Congratulations to Jing Ma and her co-authors who earned the best research paper award at KDD ’22, a premier scientific conference in knowledge discovery and data mining.
Conference judges deemed their paper, Learning Causal Effects on Hypergraphs, as best among 1659 research papers submitted.
Ma is a Ph.D. candidate of computer science who works with Jundong Li, an assistant professor of electrical and computer engineering who holds joint appointments in computer science and the School of Data Science. Ma and Li co-authored the award-winning paper with a team from Microsoft Research; Ma collaborated with the Microsoft team during her summer 2021 internship, continuing their work when she returned to UVA Grounds.
Ma’s research focuses on causal inference and graph mining, to which she brings extensive research experience in active learning, crowdsourcing and distributed computing.
Hypergraphs — a sub-field of mathematics and graph theory — model interactions in a network in which a hyperedge (or link) can connect any number of nodes. The team took a fresh approach to studying hypergraphs by looking at causality. They focus on the problem of individual treatment effect estimation on hypergraphs to estimate how much an intervention affects an outcome, for example the extent to which wearing a face mask affects COVID-19 infection.
Previous studies have addressed causality through statistical methods that look at a link and its paired nodes in isolation. Statistical approaches assume that the outcome on one individual should not be influenced by the treatment assignments on other individuals, or that cause-and-effect occurs only between pairs of connected individuals. Ma and her co-authors argue that these assumptions are unrealistic when hypergraphs are applied to real-world problems that involve group interactions.
“In this work, we investigate high-order interference modeling, and propose a new causality learning framework powered by hypergraph neural networks,” Ma said. “Extensive experiments on real-world hypergraphs verify the superiority of our framework over existing baselines.”
The research that Ma presented at KDD ’22 advances Li’s goal to better understand cause and effect in human decision-making in the era of big data, for which he earned a prestigious National Science Foundation CAREER award.

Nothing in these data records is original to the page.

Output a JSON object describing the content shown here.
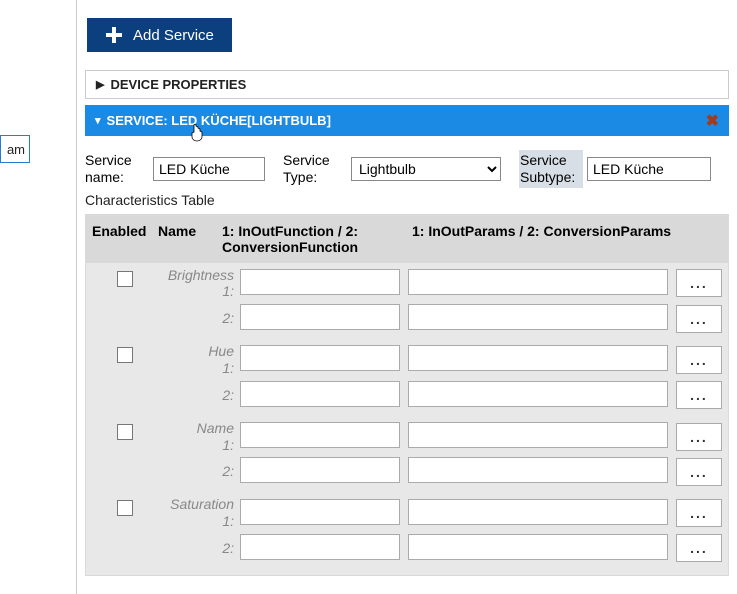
{
  "left_panel": {
    "selected_label": "am"
  },
  "buttons": {
    "add_service": "Add Service"
  },
  "sections": {
    "device_properties": "DEVICE PROPERTIES",
    "service_header": "SERVICE: LED KÜCHE[LIGHTBULB]"
  },
  "form": {
    "service_name_label": "Service name:",
    "service_name_value": "LED Küche",
    "service_type_label": "Service Type:",
    "service_type_value": "Lightbulb",
    "service_subtype_label": "Service Subtype:",
    "service_subtype_value": "LED Küche",
    "characteristics_table_label": "Characteristics Table"
  },
  "table": {
    "headers": {
      "enabled": "Enabled",
      "name": "Name",
      "col_func": "1: InOutFunction / 2: ConversionFunction",
      "col_params": "1: InOutParams / 2: ConversionParams"
    },
    "rows": [
      {
        "name": "Brightness",
        "r1": "1:",
        "r2": "2:",
        "dots": "..."
      },
      {
        "name": "Hue",
        "r1": "1:",
        "r2": "2:",
        "dots": "..."
      },
      {
        "name": "Name",
        "r1": "1:",
        "r2": "2:",
        "dots": "..."
      },
      {
        "name": "Saturation",
        "r1": "1:",
        "r2": "2:",
        "dots": "..."
      }
    ]
  }
}
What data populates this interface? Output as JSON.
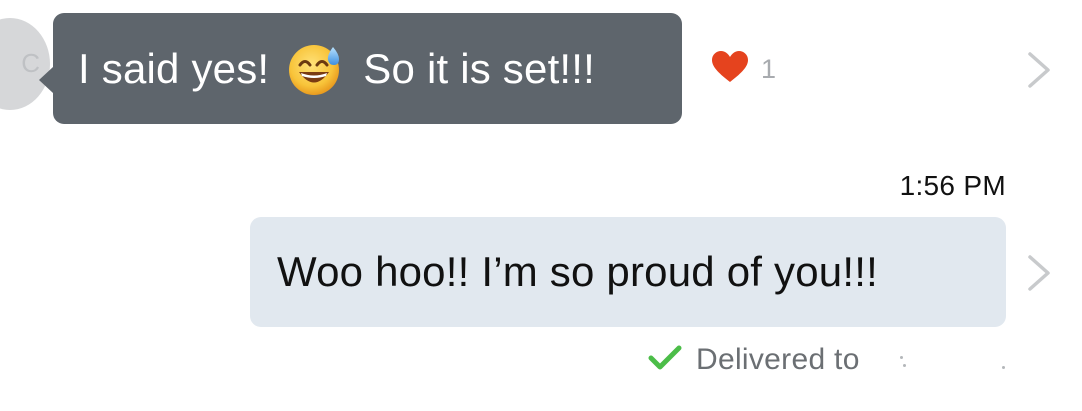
{
  "incoming": {
    "avatar_initial": "C",
    "message_before_emoji": "I said yes!",
    "emoji": "sweat-smile-emoji",
    "message_after_emoji": "So it is set!!!",
    "reaction": {
      "icon": "heart-icon",
      "color": "#e5431e",
      "count": "1"
    }
  },
  "outgoing": {
    "timestamp": "1:56 PM",
    "message": "Woo hoo!! I’m so proud of you!!!",
    "status": {
      "icon": "check-icon",
      "color": "#4bbd48",
      "text": "Delivered to"
    }
  },
  "colors": {
    "incoming_bubble": "#5e656c",
    "outgoing_bubble": "#e1e8ef",
    "chevron": "#c8cacc"
  }
}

Li will use his $600,000 five-year award to develop a suite of sophisticated algorithms and mathematical models, informed by human experience and intuition, to find cause-and-effect relationships in a huge amount of data. His work has the potential for broad applications in public health and medicine in addition to education.